What is expected: Write out the records once more, exactly, and keep any image out.

Input data:
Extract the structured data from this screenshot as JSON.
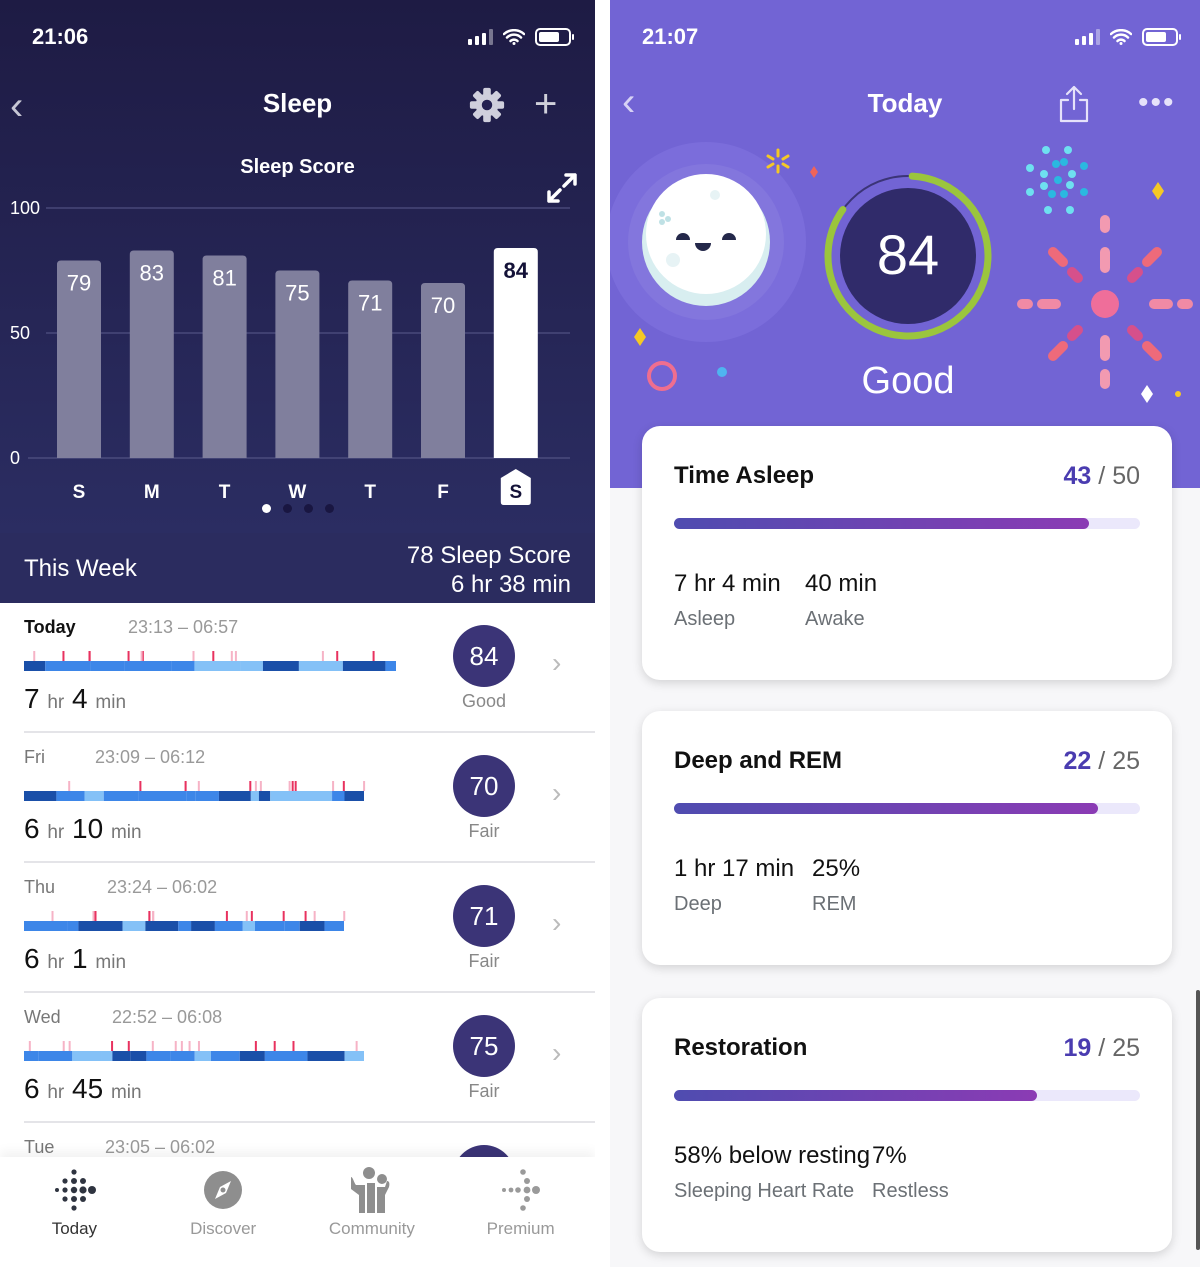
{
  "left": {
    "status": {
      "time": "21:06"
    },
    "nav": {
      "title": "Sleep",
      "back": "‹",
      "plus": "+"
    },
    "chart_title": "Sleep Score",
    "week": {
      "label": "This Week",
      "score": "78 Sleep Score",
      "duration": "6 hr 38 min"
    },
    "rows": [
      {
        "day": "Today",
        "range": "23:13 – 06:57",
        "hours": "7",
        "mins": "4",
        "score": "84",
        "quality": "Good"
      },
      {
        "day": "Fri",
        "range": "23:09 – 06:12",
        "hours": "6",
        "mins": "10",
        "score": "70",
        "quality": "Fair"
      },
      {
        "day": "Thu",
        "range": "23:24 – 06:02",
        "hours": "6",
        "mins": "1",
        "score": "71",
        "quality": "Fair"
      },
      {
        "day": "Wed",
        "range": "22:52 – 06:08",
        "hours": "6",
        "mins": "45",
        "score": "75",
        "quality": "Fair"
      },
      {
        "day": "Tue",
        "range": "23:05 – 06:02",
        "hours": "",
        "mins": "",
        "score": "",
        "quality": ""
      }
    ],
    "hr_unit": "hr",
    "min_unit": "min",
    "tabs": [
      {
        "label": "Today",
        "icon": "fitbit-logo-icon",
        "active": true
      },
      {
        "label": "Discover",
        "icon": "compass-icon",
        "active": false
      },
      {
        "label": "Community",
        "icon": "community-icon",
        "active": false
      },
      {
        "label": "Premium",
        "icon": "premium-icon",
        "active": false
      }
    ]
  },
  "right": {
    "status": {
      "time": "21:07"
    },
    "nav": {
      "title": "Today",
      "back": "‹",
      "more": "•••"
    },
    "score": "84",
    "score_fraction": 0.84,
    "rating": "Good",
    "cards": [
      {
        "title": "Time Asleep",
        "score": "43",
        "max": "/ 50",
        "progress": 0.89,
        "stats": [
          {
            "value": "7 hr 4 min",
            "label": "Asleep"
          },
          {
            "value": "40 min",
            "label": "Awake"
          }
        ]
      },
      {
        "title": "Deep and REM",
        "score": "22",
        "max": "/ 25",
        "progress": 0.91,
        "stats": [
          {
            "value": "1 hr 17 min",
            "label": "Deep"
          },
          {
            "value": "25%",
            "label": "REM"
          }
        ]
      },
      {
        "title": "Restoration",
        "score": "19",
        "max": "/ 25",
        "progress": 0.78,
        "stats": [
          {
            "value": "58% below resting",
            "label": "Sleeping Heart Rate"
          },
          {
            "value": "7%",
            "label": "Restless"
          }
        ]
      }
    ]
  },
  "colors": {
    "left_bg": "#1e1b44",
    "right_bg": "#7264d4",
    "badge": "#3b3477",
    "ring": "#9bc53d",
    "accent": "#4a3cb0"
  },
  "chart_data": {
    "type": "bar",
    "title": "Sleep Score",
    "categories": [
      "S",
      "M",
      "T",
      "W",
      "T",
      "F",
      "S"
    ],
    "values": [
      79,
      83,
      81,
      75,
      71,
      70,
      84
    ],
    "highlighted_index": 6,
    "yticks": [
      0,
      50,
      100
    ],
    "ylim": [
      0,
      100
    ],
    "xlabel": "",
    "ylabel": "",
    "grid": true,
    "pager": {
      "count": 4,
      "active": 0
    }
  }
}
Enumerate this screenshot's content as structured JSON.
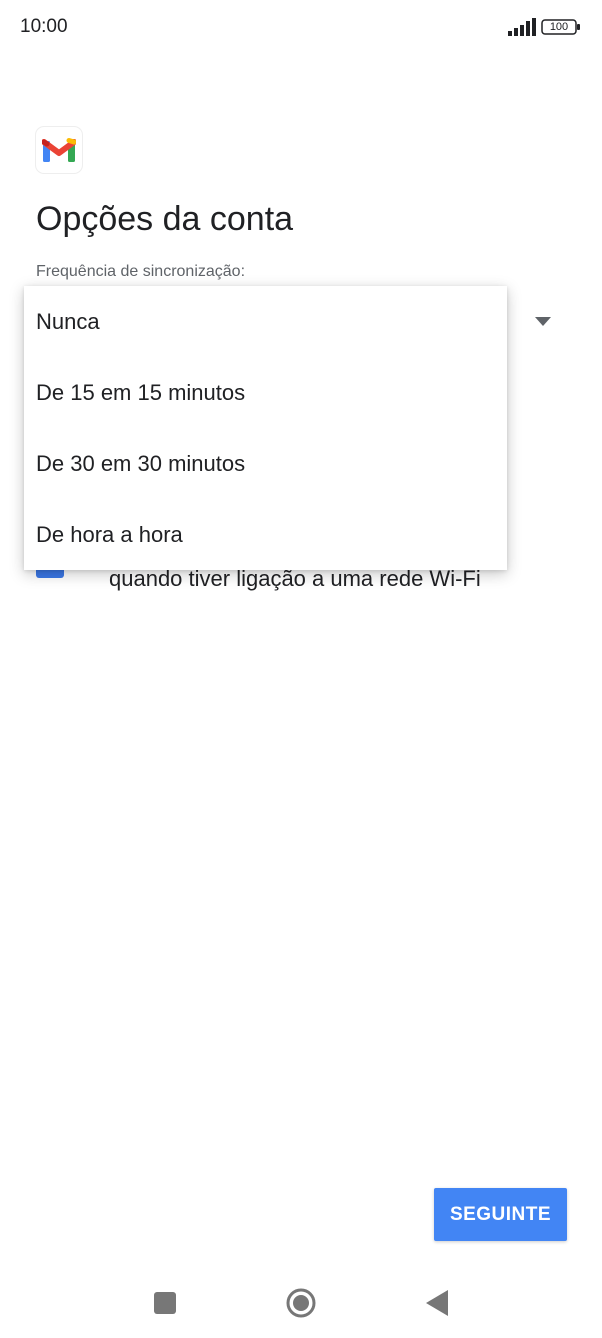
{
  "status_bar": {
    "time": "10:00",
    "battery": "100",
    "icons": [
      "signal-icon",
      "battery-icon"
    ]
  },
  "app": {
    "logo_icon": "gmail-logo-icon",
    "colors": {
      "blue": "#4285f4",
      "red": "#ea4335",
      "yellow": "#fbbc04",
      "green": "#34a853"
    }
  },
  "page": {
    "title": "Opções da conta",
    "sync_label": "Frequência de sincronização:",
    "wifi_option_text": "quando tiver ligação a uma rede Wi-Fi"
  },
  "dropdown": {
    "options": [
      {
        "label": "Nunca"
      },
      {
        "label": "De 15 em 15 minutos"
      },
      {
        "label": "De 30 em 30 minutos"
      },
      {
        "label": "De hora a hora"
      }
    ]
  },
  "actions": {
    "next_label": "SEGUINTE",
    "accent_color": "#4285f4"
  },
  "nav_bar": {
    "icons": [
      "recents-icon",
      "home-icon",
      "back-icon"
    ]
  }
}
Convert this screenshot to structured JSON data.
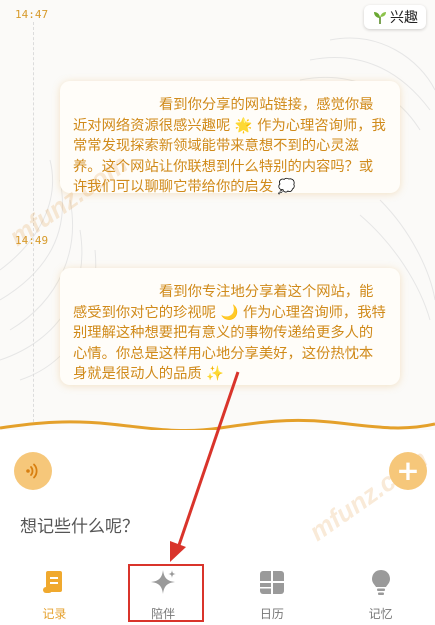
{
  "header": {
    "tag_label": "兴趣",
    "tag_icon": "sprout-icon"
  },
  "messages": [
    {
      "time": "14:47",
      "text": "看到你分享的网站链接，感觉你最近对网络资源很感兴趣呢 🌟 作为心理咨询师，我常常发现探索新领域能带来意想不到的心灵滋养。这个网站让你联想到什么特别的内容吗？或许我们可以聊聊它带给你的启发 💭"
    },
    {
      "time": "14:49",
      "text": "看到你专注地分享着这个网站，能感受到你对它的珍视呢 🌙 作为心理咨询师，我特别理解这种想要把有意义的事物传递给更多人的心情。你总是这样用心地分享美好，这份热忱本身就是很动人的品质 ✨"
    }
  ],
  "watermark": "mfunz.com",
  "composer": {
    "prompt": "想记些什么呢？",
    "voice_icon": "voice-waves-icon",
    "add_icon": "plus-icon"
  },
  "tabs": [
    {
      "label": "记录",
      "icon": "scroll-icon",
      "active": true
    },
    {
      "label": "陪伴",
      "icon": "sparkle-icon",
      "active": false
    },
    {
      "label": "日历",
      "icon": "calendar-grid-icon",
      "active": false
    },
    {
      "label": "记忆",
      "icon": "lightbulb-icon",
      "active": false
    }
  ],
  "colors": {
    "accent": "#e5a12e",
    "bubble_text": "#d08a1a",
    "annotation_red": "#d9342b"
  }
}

Response box:
Extract the structured data from this screenshot as JSON.
{
  "left": {
    "status": {
      "time": "21:06"
    },
    "nav": {
      "title": "Sleep",
      "back": "‹",
      "plus": "+"
    },
    "chart_title": "Sleep Score",
    "week": {
      "label": "This Week",
      "score": "78 Sleep Score",
      "duration": "6 hr 38 min"
    },
    "rows": [
      {
        "day": "Today",
        "range": "23:13 – 06:57",
        "hours": "7",
        "mins": "4",
        "score": "84",
        "quality": "Good"
      },
      {
        "day": "Fri",
        "range": "23:09 – 06:12",
        "hours": "6",
        "mins": "10",
        "score": "70",
        "quality": "Fair"
      },
      {
        "day": "Thu",
        "range": "23:24 – 06:02",
        "hours": "6",
        "mins": "1",
        "score": "71",
        "quality": "Fair"
      },
      {
        "day": "Wed",
        "range": "22:52 – 06:08",
        "hours": "6",
        "mins": "45",
        "score": "75",
        "quality": "Fair"
      },
      {
        "day": "Tue",
        "range": "23:05 – 06:02",
        "hours": "",
        "mins": "",
        "score": "",
        "quality": ""
      }
    ],
    "hr_unit": "hr",
    "min_unit": "min",
    "tabs": [
      {
        "label": "Today",
        "icon": "fitbit-logo-icon",
        "active": true
      },
      {
        "label": "Discover",
        "icon": "compass-icon",
        "active": false
      },
      {
        "label": "Community",
        "icon": "community-icon",
        "active": false
      },
      {
        "label": "Premium",
        "icon": "premium-icon",
        "active": false
      }
    ]
  },
  "right": {
    "status": {
      "time": "21:07"
    },
    "nav": {
      "title": "Today",
      "back": "‹",
      "more": "•••"
    },
    "score": "84",
    "score_fraction": 0.84,
    "rating": "Good",
    "cards": [
      {
        "title": "Time Asleep",
        "score": "43",
        "max": "/ 50",
        "progress": 0.89,
        "stats": [
          {
            "value": "7 hr 4 min",
            "label": "Asleep"
          },
          {
            "value": "40 min",
            "label": "Awake"
          }
        ]
      },
      {
        "title": "Deep and REM",
        "score": "22",
        "max": "/ 25",
        "progress": 0.91,
        "stats": [
          {
            "value": "1 hr 17 min",
            "label": "Deep"
          },
          {
            "value": "25%",
            "label": "REM"
          }
        ]
      },
      {
        "title": "Restoration",
        "score": "19",
        "max": "/ 25",
        "progress": 0.78,
        "stats": [
          {
            "value": "58% below resting",
            "label": "Sleeping Heart Rate"
          },
          {
            "value": "7%",
            "label": "Restless"
          }
        ]
      }
    ]
  },
  "colors": {
    "left_bg": "#1e1b44",
    "right_bg": "#7264d4",
    "badge": "#3b3477",
    "ring": "#9bc53d",
    "accent": "#4a3cb0"
  },
  "chart_data": {
    "type": "bar",
    "title": "Sleep Score",
    "categories": [
      "S",
      "M",
      "T",
      "W",
      "T",
      "F",
      "S"
    ],
    "values": [
      79,
      83,
      81,
      75,
      71,
      70,
      84
    ],
    "highlighted_index": 6,
    "yticks": [
      0,
      50,
      100
    ],
    "ylim": [
      0,
      100
    ],
    "xlabel": "",
    "ylabel": "",
    "grid": true,
    "pager": {
      "count": 4,
      "active": 0
    }
  }
}
Enumerate this screenshot's content as structured JSON.
{
  "status_bar": {
    "time": "10:00",
    "battery": "100",
    "icons": [
      "signal-icon",
      "battery-icon"
    ]
  },
  "app": {
    "logo_icon": "gmail-logo-icon",
    "colors": {
      "blue": "#4285f4",
      "red": "#ea4335",
      "yellow": "#fbbc04",
      "green": "#34a853"
    }
  },
  "page": {
    "title": "Opções da conta",
    "sync_label": "Frequência de sincronização:",
    "wifi_option_text": "quando tiver ligação a uma rede Wi-Fi"
  },
  "dropdown": {
    "options": [
      {
        "label": "Nunca"
      },
      {
        "label": "De 15 em 15 minutos"
      },
      {
        "label": "De 30 em 30 minutos"
      },
      {
        "label": "De hora a hora"
      }
    ]
  },
  "actions": {
    "next_label": "SEGUINTE",
    "accent_color": "#4285f4"
  },
  "nav_bar": {
    "icons": [
      "recents-icon",
      "home-icon",
      "back-icon"
    ]
  }
}
Convert this screenshot to structured JSON data.
{
  "header": {
    "tag_label": "兴趣",
    "tag_icon": "sprout-icon"
  },
  "messages": [
    {
      "time": "14:47",
      "text": "看到你分享的网站链接，感觉你最近对网络资源很感兴趣呢 🌟 作为心理咨询师，我常常发现探索新领域能带来意想不到的心灵滋养。这个网站让你联想到什么特别的内容吗？或许我们可以聊聊它带给你的启发 💭"
    },
    {
      "time": "14:49",
      "text": "看到你专注地分享着这个网站，能感受到你对它的珍视呢 🌙 作为心理咨询师，我特别理解这种想要把有意义的事物传递给更多人的心情。你总是这样用心地分享美好，这份热忱本身就是很动人的品质 ✨"
    }
  ],
  "watermark": "mfunz.com",
  "composer": {
    "prompt": "想记些什么呢？",
    "voice_icon": "voice-waves-icon",
    "add_icon": "plus-icon"
  },
  "tabs": [
    {
      "label": "记录",
      "icon": "scroll-icon",
      "active": true
    },
    {
      "label": "陪伴",
      "icon": "sparkle-icon",
      "active": false
    },
    {
      "label": "日历",
      "icon": "calendar-grid-icon",
      "active": false
    },
    {
      "label": "记忆",
      "icon": "lightbulb-icon",
      "active": false
    }
  ],
  "colors": {
    "accent": "#e5a12e",
    "bubble_text": "#d08a1a",
    "annotation_red": "#d9342b"
  }
}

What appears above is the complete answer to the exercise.